Look through the lines below; wherever the word "text" appears, copy that line.

▼

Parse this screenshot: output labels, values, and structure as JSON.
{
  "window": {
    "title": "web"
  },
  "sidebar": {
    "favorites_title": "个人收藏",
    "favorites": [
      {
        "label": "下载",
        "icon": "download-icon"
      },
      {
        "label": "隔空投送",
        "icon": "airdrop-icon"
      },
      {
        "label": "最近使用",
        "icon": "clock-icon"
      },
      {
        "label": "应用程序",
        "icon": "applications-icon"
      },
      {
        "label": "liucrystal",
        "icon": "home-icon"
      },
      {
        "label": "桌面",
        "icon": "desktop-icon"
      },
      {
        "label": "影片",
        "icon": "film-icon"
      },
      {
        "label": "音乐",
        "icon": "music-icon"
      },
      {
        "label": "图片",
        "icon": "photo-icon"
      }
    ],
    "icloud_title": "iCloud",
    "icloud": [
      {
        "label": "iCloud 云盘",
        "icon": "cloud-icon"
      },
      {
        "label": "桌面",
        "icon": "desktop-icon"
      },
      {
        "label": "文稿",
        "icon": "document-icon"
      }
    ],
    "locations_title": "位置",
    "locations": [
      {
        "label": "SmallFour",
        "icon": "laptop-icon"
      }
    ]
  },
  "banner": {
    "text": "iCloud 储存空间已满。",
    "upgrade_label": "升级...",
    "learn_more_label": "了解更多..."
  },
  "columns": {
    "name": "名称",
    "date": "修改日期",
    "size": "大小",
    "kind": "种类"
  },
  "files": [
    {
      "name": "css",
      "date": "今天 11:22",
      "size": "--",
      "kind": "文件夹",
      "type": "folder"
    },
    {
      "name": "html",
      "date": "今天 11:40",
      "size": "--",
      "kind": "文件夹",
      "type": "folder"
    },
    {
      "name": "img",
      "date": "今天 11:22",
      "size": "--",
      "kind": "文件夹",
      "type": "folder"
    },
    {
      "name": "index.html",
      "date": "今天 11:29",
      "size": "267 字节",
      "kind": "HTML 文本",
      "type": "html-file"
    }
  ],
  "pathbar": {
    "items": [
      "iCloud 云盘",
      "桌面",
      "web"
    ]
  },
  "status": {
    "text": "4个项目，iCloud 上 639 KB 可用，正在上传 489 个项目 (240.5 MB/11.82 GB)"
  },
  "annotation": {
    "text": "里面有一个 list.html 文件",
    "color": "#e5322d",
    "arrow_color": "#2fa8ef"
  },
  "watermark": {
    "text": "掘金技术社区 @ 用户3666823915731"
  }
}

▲

*WRITTEN RESPONSE*.
    "text": "iCloud 储存空间已满。",
    "text": "4个项目，iCloud 上 639 KB 可用，正在上传 489 个项目 (240.5 MB/11.82 GB)"
    "text": "里面有一个 list.html 文件",
    "text": "掘金技术社区 @ 用户3666823915731"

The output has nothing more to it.